On Thursday, Wayne State University and President M. Roy Wilson joined President Obama, the First Lady, and Vice President Biden along with hundreds of college presidents and other higher education leaders to announce new actions to help more students prepare for and graduate from college.
The White House College Opportunity Day of Action helps to support the President’s commitment to partner with colleges and universities, business leaders, and nonprofits to support students across the country to help our nation reach its goal of leading the world in college attainment.
Wayne State — one of the nation’s premier public, urban research universities — supports the president’s commitment in three key areas.
First, the university, through its College of Education, has developed a new initiative to support high school counselors. Working closely with K-12 educational experts and college access groups, Wayne State is one of the first universities in the country to develop and offer a formal curriculum in the area of postsecondary planning and college counseling. Wayne State expects the course to have a positive impact on the college readiness and college attainment of more than 650,000 students over the next decade by teaching future counselors how to implement the eight components of College and Career Readiness (CCR) defined by the National Office of School Counseling Advocacy.

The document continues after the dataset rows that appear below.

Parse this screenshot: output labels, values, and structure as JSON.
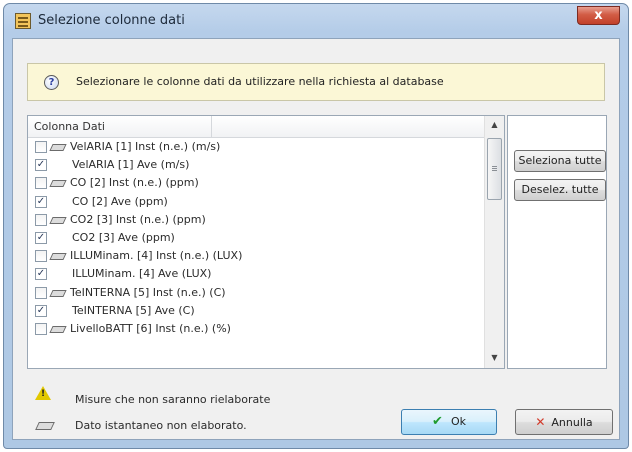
{
  "window": {
    "title": "Selezione colonne dati",
    "close_label": "x"
  },
  "info": {
    "text": "Selezionare le colonne dati da utilizzare nella richiesta al database",
    "icon": "question-icon"
  },
  "list": {
    "column_header": "Colonna Dati",
    "rows": [
      {
        "label": "VelARIA [1] Inst (n.e.) (m/s)",
        "checked": false,
        "raw": true
      },
      {
        "label": "VelARIA [1] Ave (m/s)",
        "checked": true,
        "raw": false
      },
      {
        "label": "CO [2] Inst (n.e.) (ppm)",
        "checked": false,
        "raw": true
      },
      {
        "label": "CO [2] Ave (ppm)",
        "checked": true,
        "raw": false
      },
      {
        "label": "CO2 [3] Inst (n.e.) (ppm)",
        "checked": false,
        "raw": true
      },
      {
        "label": "CO2 [3] Ave (ppm)",
        "checked": true,
        "raw": false
      },
      {
        "label": "ILLUMinam. [4] Inst (n.e.) (LUX)",
        "checked": false,
        "raw": true
      },
      {
        "label": "ILLUMinam. [4] Ave (LUX)",
        "checked": true,
        "raw": false
      },
      {
        "label": "TeINTERNA [5] Inst (n.e.) (C)",
        "checked": false,
        "raw": true
      },
      {
        "label": "TeINTERNA [5] Ave (C)",
        "checked": true,
        "raw": false
      },
      {
        "label": "LivelloBATT [6] Inst (n.e.) (%)",
        "checked": false,
        "raw": true
      }
    ],
    "scroll_up": "▲",
    "scroll_down": "▼"
  },
  "buttons": {
    "select_all": "Seleziona tutte",
    "deselect_all": "Deselez. tutte",
    "ok": "Ok",
    "cancel": "Annulla"
  },
  "legend": {
    "warning_text": "Misure che non saranno rielaborate",
    "raw_text": "Dato istantaneo non elaborato."
  },
  "colors": {
    "checkmark": "#2a3a5a",
    "ok_check": "#1f9b2e",
    "cancel_x": "#d23a2a",
    "info_bg": "#fbf7d6"
  }
}
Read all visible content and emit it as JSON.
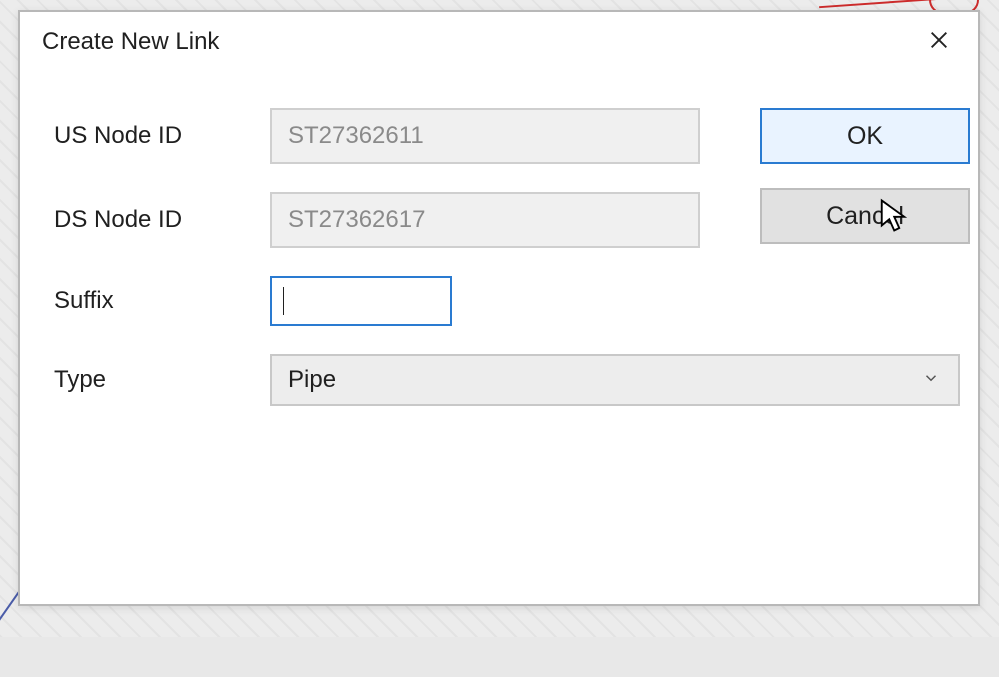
{
  "dialog": {
    "title": "Create New Link",
    "close_icon": "close"
  },
  "fields": {
    "us_node": {
      "label": "US Node ID",
      "value": "ST27362611"
    },
    "ds_node": {
      "label": "DS Node ID",
      "value": "ST27362617"
    },
    "suffix": {
      "label": "Suffix",
      "value": ""
    },
    "type": {
      "label": "Type",
      "selected": "Pipe"
    }
  },
  "buttons": {
    "ok": "OK",
    "cancel": "Cancel"
  },
  "colors": {
    "highlight_border": "#2a7bd1",
    "ok_bg": "#e9f3ff",
    "readonly_bg": "#f0f0f0",
    "readonly_text": "#8a8a8a"
  }
}
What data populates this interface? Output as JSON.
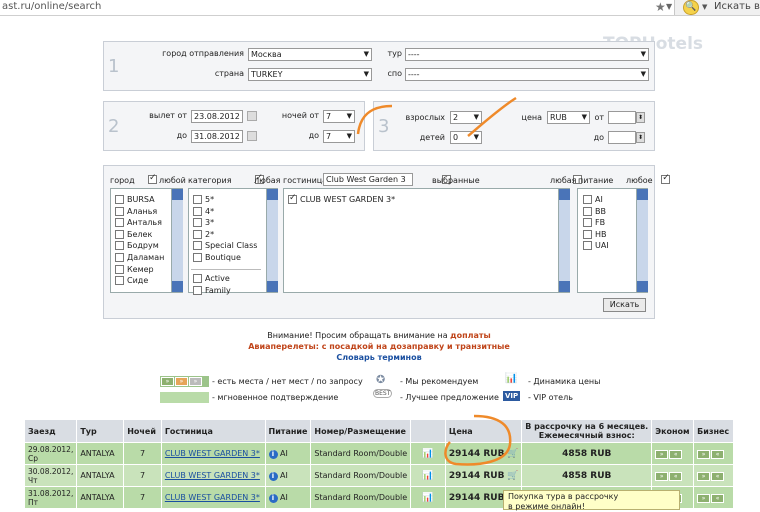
{
  "browser": {
    "url": "ast.ru/online/search",
    "search_placeholder": "Искать в"
  },
  "watermark": {
    "line1": "TOP",
    "line2": "Hotels"
  },
  "block1": {
    "num": "1",
    "dep_city_label": "город отправления",
    "dep_city_value": "Москва",
    "country_label": "страна",
    "country_value": "TURKEY",
    "tour_label": "тур",
    "tour_value": "----",
    "spo_label": "спо",
    "spo_value": "----"
  },
  "block2": {
    "num": "2",
    "dep_from_label": "вылет от",
    "dep_from_value": "23.08.2012",
    "dep_to_label": "до",
    "dep_to_value": "31.08.2012",
    "nights_from_label": "ночей от",
    "nights_from_value": "7",
    "nights_to_label": "до",
    "nights_to_value": "7"
  },
  "block3": {
    "num": "3",
    "adults_label": "взрослых",
    "adults_value": "2",
    "children_label": "детей",
    "children_value": "0",
    "price_label": "цена",
    "currency_value": "RUB",
    "price_from_label": "от",
    "price_to_label": "до"
  },
  "filters": {
    "city_label": "город",
    "any_label": "любой",
    "category_label": "категория",
    "any_fem_label": "любая",
    "hotel_label": "гостиница",
    "hotel_input": "Club West Garden 3",
    "selected_label": "выбранные",
    "any_hotel_label": "любая",
    "meal_label": "питание",
    "any_meal_label": "любое",
    "cities": [
      "BURSA",
      "Аланья",
      "Анталья",
      "Белек",
      "Бодрум",
      "Даламан",
      "Кемер",
      "Сиде"
    ],
    "categories": [
      "5*",
      "4*",
      "3*",
      "2*",
      "Special Class",
      "Boutique"
    ],
    "categories2": [
      "Active",
      "Family"
    ],
    "hotels": [
      "CLUB WEST GARDEN 3*"
    ],
    "meals": [
      "AI",
      "BB",
      "FB",
      "HB",
      "UAI"
    ],
    "search_button": "Искать"
  },
  "notice": {
    "line1_prefix": "Внимание! Просим обращать внимание на ",
    "line1_link": "доплаты",
    "line2_link": "Авиаперелеты: с посадкой на дозаправку и транзитные",
    "line3_link": "Словарь терминов"
  },
  "legend": {
    "avail": "- есть места / нет мест / по запросу",
    "instant": "- мгновенное подтверждение",
    "recommend": "- Мы рекомендуем",
    "best": "- Лучшее предложение",
    "dynamics": "- Динамика цены",
    "vip": "- VIP отель",
    "vip_badge": "VIP",
    "best_badge": "BEST"
  },
  "table": {
    "headers": {
      "date": "Заезд",
      "tour": "Тур",
      "nights": "Ночей",
      "hotel": "Гостиница",
      "meal": "Питание",
      "room": "Номер/Размещение",
      "price": "Цена",
      "install1": "В рассрочку на 6 месяцев.",
      "install2": "Ежемесячный взнос:",
      "econom": "Эконом",
      "business": "Бизнес"
    },
    "rows": [
      {
        "date1": "29.08.2012,",
        "date2": "Ср",
        "tour": "ANTALYA",
        "nights": "7",
        "hotel": "CLUB WEST GARDEN 3*",
        "meal": "AI",
        "room": "Standard Room/Double",
        "price": "29144 RUB",
        "install": "4858 RUB"
      },
      {
        "date1": "30.08.2012,",
        "date2": "Чт",
        "tour": "ANTALYA",
        "nights": "7",
        "hotel": "CLUB WEST GARDEN 3*",
        "meal": "AI",
        "room": "Standard Room/Double",
        "price": "29144 RUB",
        "install": "4858 RUB"
      },
      {
        "date1": "31.08.2012,",
        "date2": "Пт",
        "tour": "ANTALYA",
        "nights": "7",
        "hotel": "CLUB WEST GARDEN 3*",
        "meal": "AI",
        "room": "Standard Room/Double",
        "price": "29144 RUB",
        "install": ""
      }
    ]
  },
  "tooltip": {
    "line1": "Покупка тура в рассрочку",
    "line2": "в режиме онлайн!"
  }
}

Second, Wayne State has also joined with a consortium of community colleges and universities in metro Detroit to help meet the President’s goal of developing more college graduates in the fields of science, technology, engineering and mathematics (STEM). Wayne State, along with Marygrove College, University of Detroit Mercy and Wayne County Community College, are leading the National Institutes of Health’s REBUILD Detroit initiative — an acronym for Research Enhancement for Building Infrastructure Leading to Diversity. The initiative aims to encourage more undergraduate students from underrepresented and economically disadvantaged backgrounds to pursue careers in biomedical research. REBUILD Detroit will accomplish this by drawing more minority and economically disadvantaged students into the STEM pipeline, exposing students to research in laboratories and enhancing the research-training environment. As Michigan’s only public, urban research university, Wayne State will serve as the research partner in the consortium of schools. It will mentor faculty from other institutions in research skills; provide research-training opportunities; and provide REBUILD scholars skills development in grant applications, graduate school preparedness, and networking opportunities.
Third, with an ambitious goal of doubling the number of transfer students by the year 2020 and producing 2,500 additional degrees by the year 2025, Wayne State expects to be a major contributor to the nation’s effort to expand and build networks of colleges that will promote completion. The university will leverage its current student success initiatives and build on its recently created Transfer Student Success Center (TSSC) to accomplish these goals. The TSSC will serve as a hub to assist transfer students in navigating Wayne State and as an advocacy unit on behalf of transfer students.
To support its engagement with transfer students, Wayne state will create specialized training for student advisors on transfer students’ needs, extend Wayne State student success initiatives to community college partner campuses, offer more degree programs that are articulated with community colleges, and invest in IT systems to provide better institutional data about transfers students. Additionally, there will be coordinated activities and programs with Wayne State’s five top feeder community colleges (Oakland Community College, Macomb Community College, Henry Ford College, Schoolcraft College and Wayne County Community College District) that together create a shared ecosystem for degree attainment in Southeast Michigan, including Detroit.
“As the first person in my extended family to be educated beyond high school, expanding college access is a deeply held personal conviction,” said President Wilson. “I fully support President Obama, the First Lady and Vice President Biden’s goal to make the United States the world leader in college attainment.”
Today’s participants were asked to commit to new action in one of four areas: building networks of colleges around promoting completion, creating K-16 partnerships around college readiness, investing in high school counselors as part of the First Lady’s Reach Higher initiative, and increasing the number of college graduates in the fields of science, technology, engineering, and mathematics.
President Obama will announce new steps on how his administration is helping to support these actions, including announcing $10 million to help promote college completion and a $30 million AmeriCorps program that will improve low-income students’ access to college. Today’s event is the second College Opportunity Day of Action, and will include a progress report on the commitments made at the first day of action on Jan. 14, 2014.
Expanding opportunity for more students to enroll and succeed in college, especially low-income and underrepresented students, is vital to building a strong economy and a strong middle class. Today, only 9 percent of those born in the lowest family income quartile attain a bachelor’s degree by age 25, compared to 54 percent in the top quartile. In an effort to expand college access, the Obama Administration has increased Pell scholarships by $1,000 a year, created the new American Opportunity Tax Credit worth up to $10,000 over four years of college, limited student loan payments to 10 percent of income, and laid out an ambitious agenda to reduce college costs and promote innovation and competition.
Wayne State University is a premier urban research institution of higher education offering 370 academic programs through 13 schools and colleges to nearly 28,000 students.